The first thing you’ll notice here is the coral — an explosion of color as vivid as the splatters on a paintball bunker. The Mesoamerican Barrier Reef, spanning from the Yucatan Peninsula to Honduras, swings 25 miles offshore in some places. This buffer largely insulates the structure from the stresses of land, preserving these eye-popping species.
The second thing that will strike you — especially when diving the walls of the outlying atolls — is the sense that you’re not alone. Court the blue and stay silent. They will appear: incoming eagle rays, Caribbean reef sharks and massive sea turtles seeking the free meals provided at these ocean oases.
To swim with the country’s biggest visitors, study the lunar calendar. At Gladden Spit — a remote marine reserve off the coast of Placencia — whale sharks congregate in waters filled with their preferred meal, fish eggs; mutton, dog and cubera snapper, and grouper spawn three to five days after the full moons of April, May and June.
"Ambergris Caye’s most beautiful, secret beach walk is in protected Bacalar Chico at the northernmost end (15 miles north of town). Signs warn of turtle nests, jaguars and pumas. At Rocky Point, the barrier reef touches land, so bring snorkel gear." Rebecca Coutant, expat and sanpedroscoop.com blogger
"One of the four must-dive locations on this blue planet,” was how renowned oceanographer Jacques Cousteau described Belize. Considered one of Mother Nature’s Best Kept Secrets, Belize is home to the largest barrier reef in the Western Hemisphere and the second largest in the world, and boasts three of only four coral atolls in the Caribbean. Divers encounter exceptionally diverse marine life and a kaleidoscope of color in locations spanning the length of the 185-mile Belize Barrier Reef. This includes coral gardens featuring over 70 types of hard corals, nearly 500 species of fish, the amazing Blue Hole and whale sharks. Some of Belize’s more popular dive spots include:
The Belize Barrier reef : The Belize Barrier Reef extends from northern Ambergris Caye to the Sapodilla Cayes in Belize’s southernmost regions. Some dive sites begin in only 45 feet of water, and drop to 90 feet or more and feature deep coral canyons and dramatic drop-offs.
The Blue hole: Originally a cave, the Blue Hole on Lighthouse Reef was formed about 10,000 years ago when the roof collapsed.

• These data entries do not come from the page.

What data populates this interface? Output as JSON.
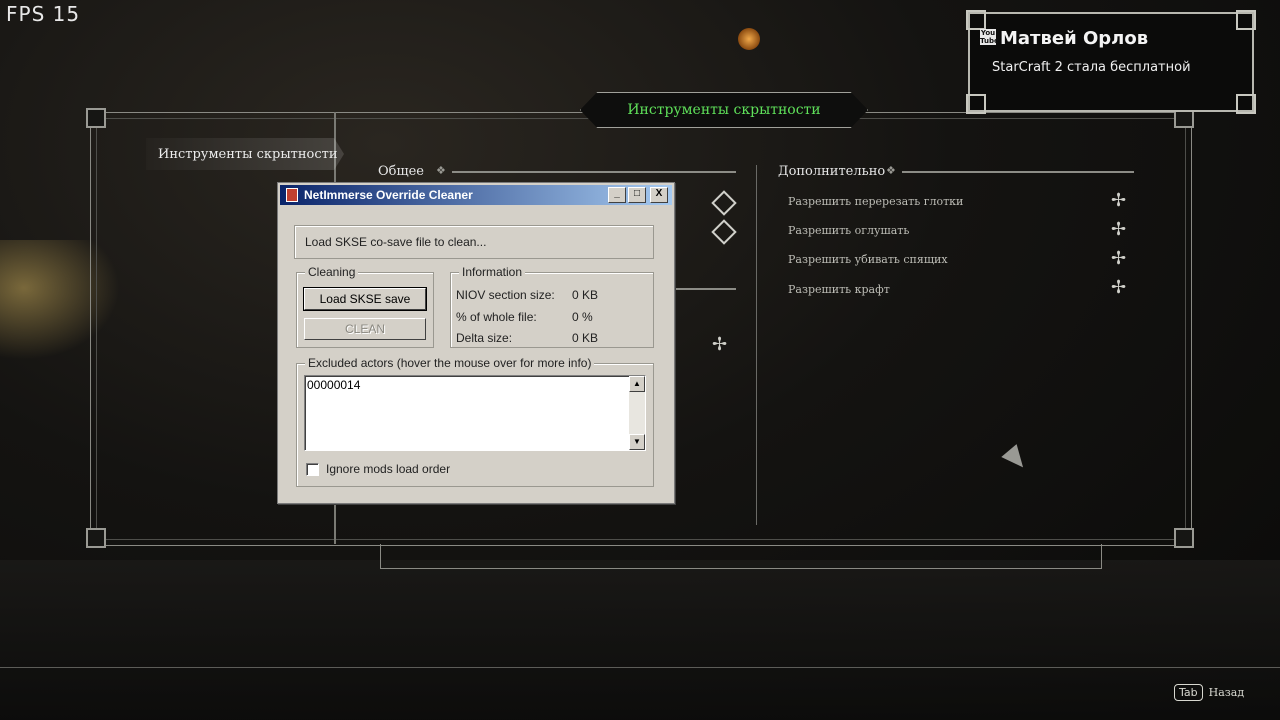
{
  "hud": {
    "fps": "FPS 15"
  },
  "overlay": {
    "channel_name": "Матвей Орлов",
    "message": "StarCraft 2 стала бесплатной",
    "yt_icon_text": "You Tube"
  },
  "mcm": {
    "title": "Инструменты скрытности",
    "selected_mod": "Инструменты скрытности",
    "sections": {
      "general": "Общее",
      "additional": "Дополнительно"
    },
    "additional_options": [
      "Разрешить перерезать глотки",
      "Разрешить оглушать",
      "Разрешить убивать спящих",
      "Разрешить крафт"
    ],
    "footer": {
      "key": "Tab",
      "label": "Назад"
    }
  },
  "dialog": {
    "title": "NetImmerse Override Cleaner",
    "title_buttons": {
      "minimize": "_",
      "maximize": "□",
      "close": "X"
    },
    "load_file_label": "Load SKSE co-save file to clean...",
    "cleaning_group": "Cleaning",
    "load_button": "Load SKSE save",
    "clean_button": "CLEAN",
    "information_group": "Information",
    "info_rows": [
      {
        "label": "NIOV section size:",
        "value": "0 KB"
      },
      {
        "label": "% of whole file:",
        "value": "0 %"
      },
      {
        "label": "Delta size:",
        "value": "0 KB"
      }
    ],
    "excluded_group": "Excluded actors (hover the mouse over for more info)",
    "excluded_text": "00000014",
    "ignore_order_label": "Ignore mods load order",
    "ignore_order_checked": false
  },
  "colors": {
    "title_green": "#5fe05a",
    "win_titlebar_start": "#0a246a",
    "win_titlebar_end": "#a6caf0",
    "win_face": "#d4d0c8"
  }
}
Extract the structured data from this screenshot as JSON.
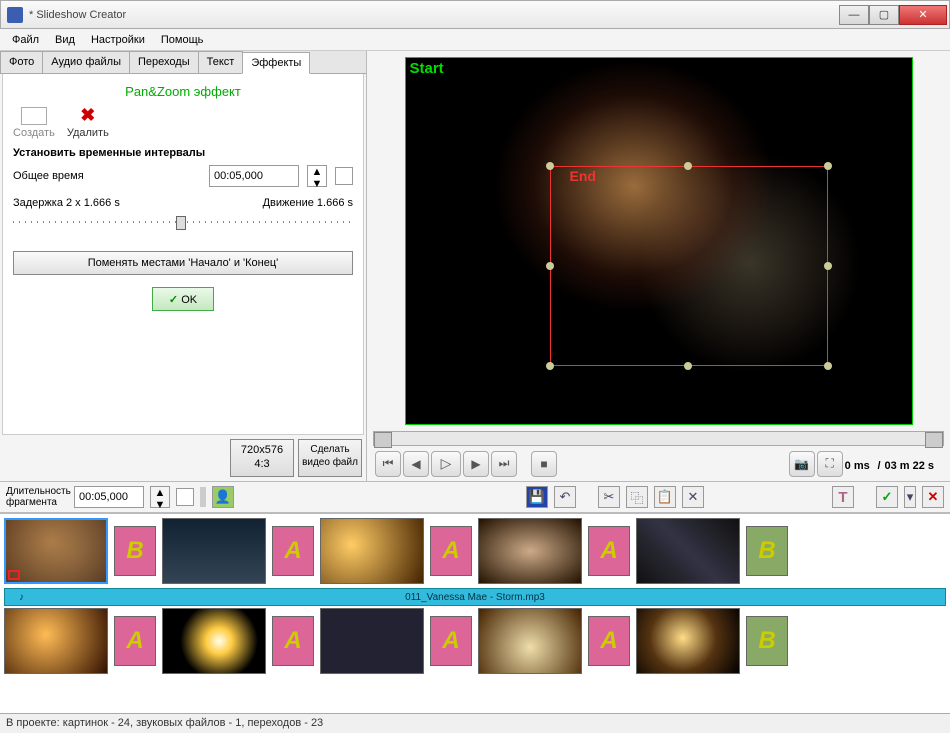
{
  "window": {
    "title": "* Slideshow Creator"
  },
  "menu": {
    "file": "Файл",
    "view": "Вид",
    "settings": "Настройки",
    "help": "Помощь"
  },
  "tabs": {
    "photo": "Фото",
    "audio": "Аудио файлы",
    "transitions": "Переходы",
    "text": "Текст",
    "effects": "Эффекты"
  },
  "panzoom": {
    "title": "Pan&Zoom эффект",
    "create": "Создать",
    "delete": "Удалить",
    "intervals_header": "Установить временные интервалы",
    "total_time_label": "Общее время",
    "total_time_value": "00:05,000",
    "delay_label": "Задержка 2 x 1.666 s",
    "motion_label": "Движение 1.666 s",
    "swap_btn": "Поменять местами 'Начало' и 'Конец'",
    "ok": "OK"
  },
  "resbtn": {
    "res": "720x576",
    "ratio": "4:3"
  },
  "makevideo": "Сделать видео файл",
  "preview": {
    "start": "Start",
    "end": "End"
  },
  "playback": {
    "pos": "0 ms",
    "sep": "/",
    "dur": "03 m 22 s"
  },
  "fragment": {
    "label": "Длительность фрагмента",
    "value": "00:05,000"
  },
  "audio_track": "011_Vanessa Mae - Storm.mp3",
  "timeline": {
    "row1_trans": [
      "B",
      "A",
      "A",
      "A",
      "B"
    ],
    "row2_trans": [
      "A",
      "A",
      "A",
      "A",
      "B"
    ]
  },
  "status": "В проекте: картинок - 24, звуковых файлов - 1, переходов - 23"
}
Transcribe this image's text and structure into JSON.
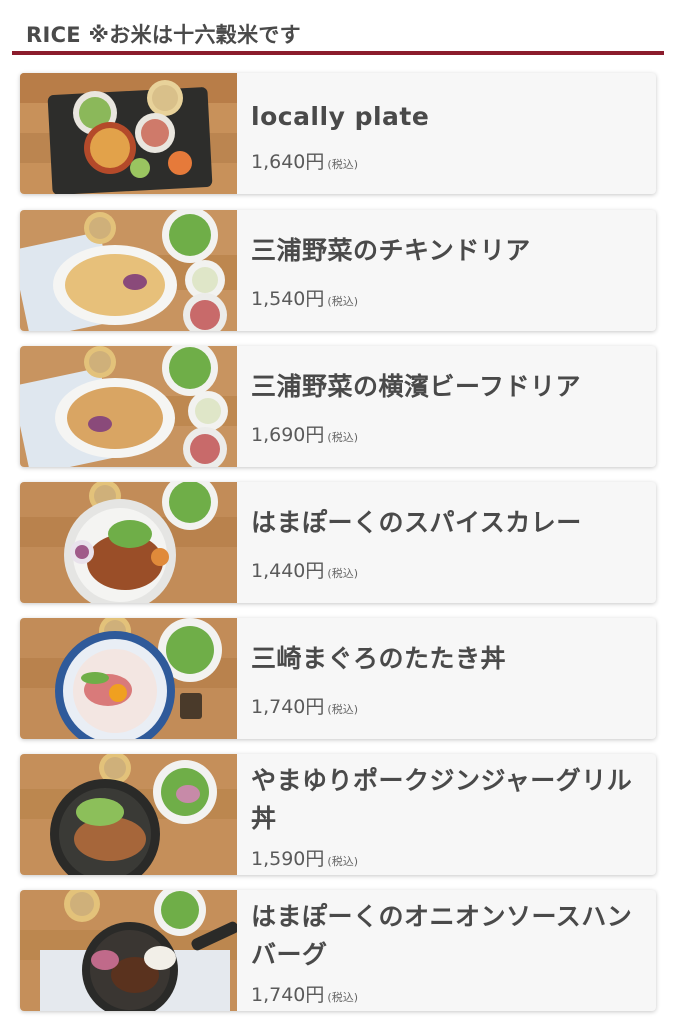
{
  "section": {
    "title": "RICE ※お米は十六穀米です"
  },
  "colors": {
    "accent": "#8b1c2c",
    "card_bg": "#f7f7f7",
    "text": "#4a4a4a"
  },
  "menu": [
    {
      "name": "locally plate",
      "price": "1,640円",
      "tax": "(税込)",
      "image": "locally-plate-photo"
    },
    {
      "name": "三浦野菜のチキンドリア",
      "price": "1,540円",
      "tax": "(税込)",
      "image": "chicken-doria-photo"
    },
    {
      "name": "三浦野菜の横濱ビーフドリア",
      "price": "1,690円",
      "tax": "(税込)",
      "image": "beef-doria-photo"
    },
    {
      "name": "はまぽーくのスパイスカレー",
      "price": "1,440円",
      "tax": "(税込)",
      "image": "spice-curry-photo"
    },
    {
      "name": "三崎まぐろのたたき丼",
      "price": "1,740円",
      "tax": "(税込)",
      "image": "tuna-tataki-bowl-photo"
    },
    {
      "name": "やまゆりポークジンジャーグリル丼",
      "price": "1,590円",
      "tax": "(税込)",
      "image": "pork-ginger-bowl-photo"
    },
    {
      "name": "はまぽーくのオニオンソースハンバーグ",
      "price": "1,740円",
      "tax": "(税込)",
      "image": "hamburg-steak-photo"
    }
  ]
}
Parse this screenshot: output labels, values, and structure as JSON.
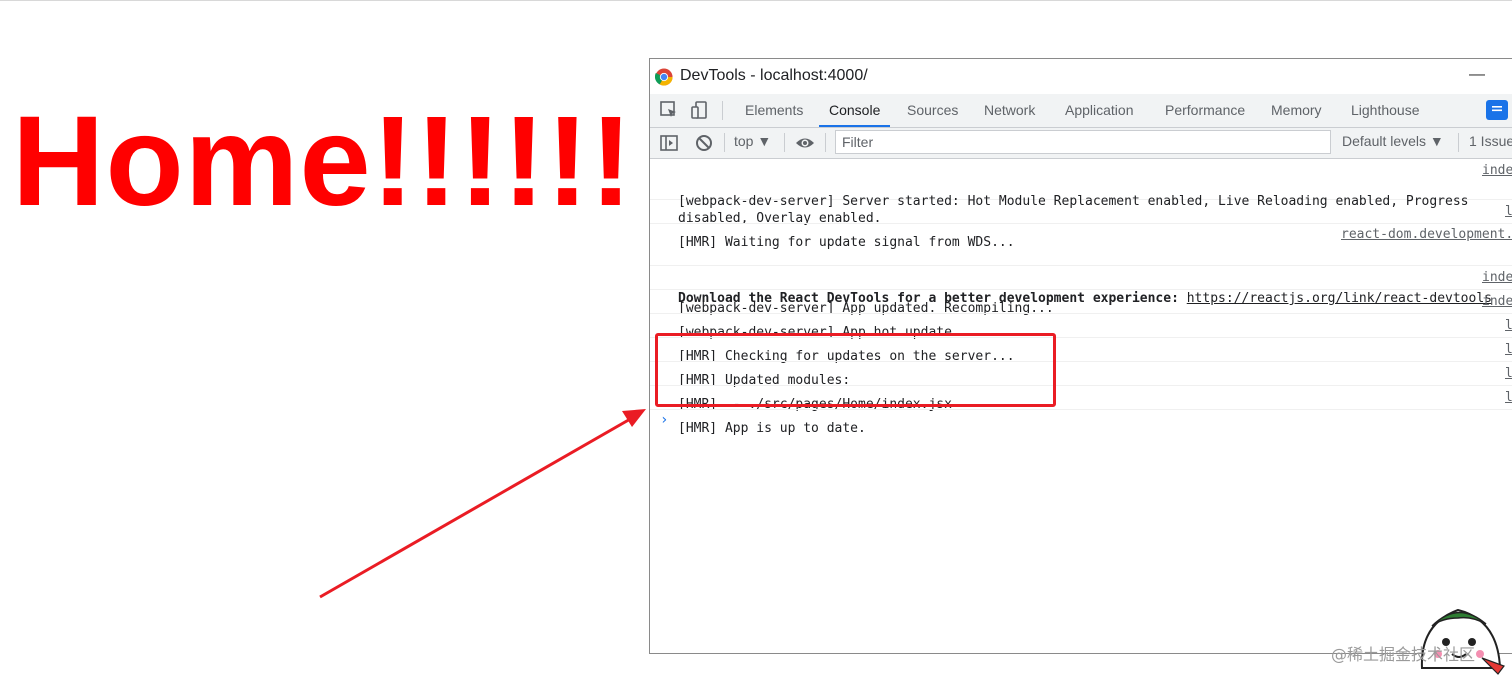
{
  "page": {
    "heading": "Home!!!!!!"
  },
  "window": {
    "title": "DevTools - localhost:4000/",
    "minimize": "—"
  },
  "tabs": [
    "Elements",
    "Console",
    "Sources",
    "Network",
    "Application",
    "Performance",
    "Memory",
    "Lighthouse"
  ],
  "active_tab": "Console",
  "toolbar": {
    "context": "top ▼",
    "filter_placeholder": "Filter",
    "levels": "Default levels ▼",
    "issues": "1 Issue"
  },
  "messages": [
    {
      "text": "[webpack-dev-server] Server started: Hot Module Replacement enabled, Live Reloading enabled, Progress\ndisabled, Overlay enabled.",
      "source": "inde"
    },
    {
      "text": "[HMR] Waiting for update signal from WDS...",
      "source": "l"
    },
    {
      "source_top": "react-dom.development.",
      "prefix": "Download the React DevTools for a better development experience: ",
      "link": "https://reactjs.org/link/react-devtools"
    },
    {
      "text": "[webpack-dev-server] App updated. Recompiling...",
      "source": "inde"
    },
    {
      "text": "[webpack-dev-server] App hot update...",
      "source": "inde"
    },
    {
      "text": "[HMR] Checking for updates on the server...",
      "source": "l"
    },
    {
      "text": "[HMR] Updated modules:",
      "source": "l"
    },
    {
      "text": "[HMR]  - ./src/pages/Home/index.jsx",
      "source": "l"
    },
    {
      "text": "[HMR] App is up to date.",
      "source": "l"
    }
  ],
  "prompt": "›",
  "watermark": "@稀土掘金技术社区",
  "colors": {
    "heading": "#ff0000",
    "annotation": "#ea1c24",
    "accent": "#1a73e8"
  }
}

Visible from space, the Blue Hole is nearly a perfectly circular hole 1,000 feet in diameter and 412 feet deep, with stalactites suspended from the cavern’s ceiling at 130 feet. As you ascend, be on the lookout for reef and bull sharks.
Hol Chan Marine Reserve: Loosely translated from the Mayan as “Little Channel,” the Hol Chan Marine Reserve refers to the deep cut in the barrier reef off of Ambergris Caye. The depth is only about 30 feet with a strong current in the area; however, divers are rewarded with diverse schools of grouper, snapper and barracuda along the walls.
Gladden Spit: Due east of the charming fishing village of Placencia, Gladden Spit is known for the massive whale sharks found in this natural marine spawning ground located along the southern barrier reef. Whale shark sightings in this area are virtually guaranteed in April, May and June during full moons.
The Vibe: Thatched-roof cabanas, long stretches of white sand and countless tiny, private islands are belize staples. ambergris caye at the country’s northern edge buzzes with activity, with its waterfront bars, jewelry stands and day-tour operators. life on and near the atolls moves at a hermit crab’s pace; the majority of action happens in the morning, when diving and fishing boats depart; afternoons are the stuff of paperbacks and poolside cocktails.
Brag Worthy: Adrenaline rushes you’ll never forget. Head to the country’s jungle interior for a day trip or two with ian anderson’s caves branch adventure company. Opt for the black Hole Drop, where you’ll hike to the top ledge of a cave in the Maya Mountains, then rappel 300 feet into the rainforest canopy. With the Waterfall cave expedition, you’ll scale six waterfalls, cliff-jump into a series of pools, and then make a hike through the forest.
Accomodations: For information on accommodations, visit http://www.travelbelize. org/category/hot-deals.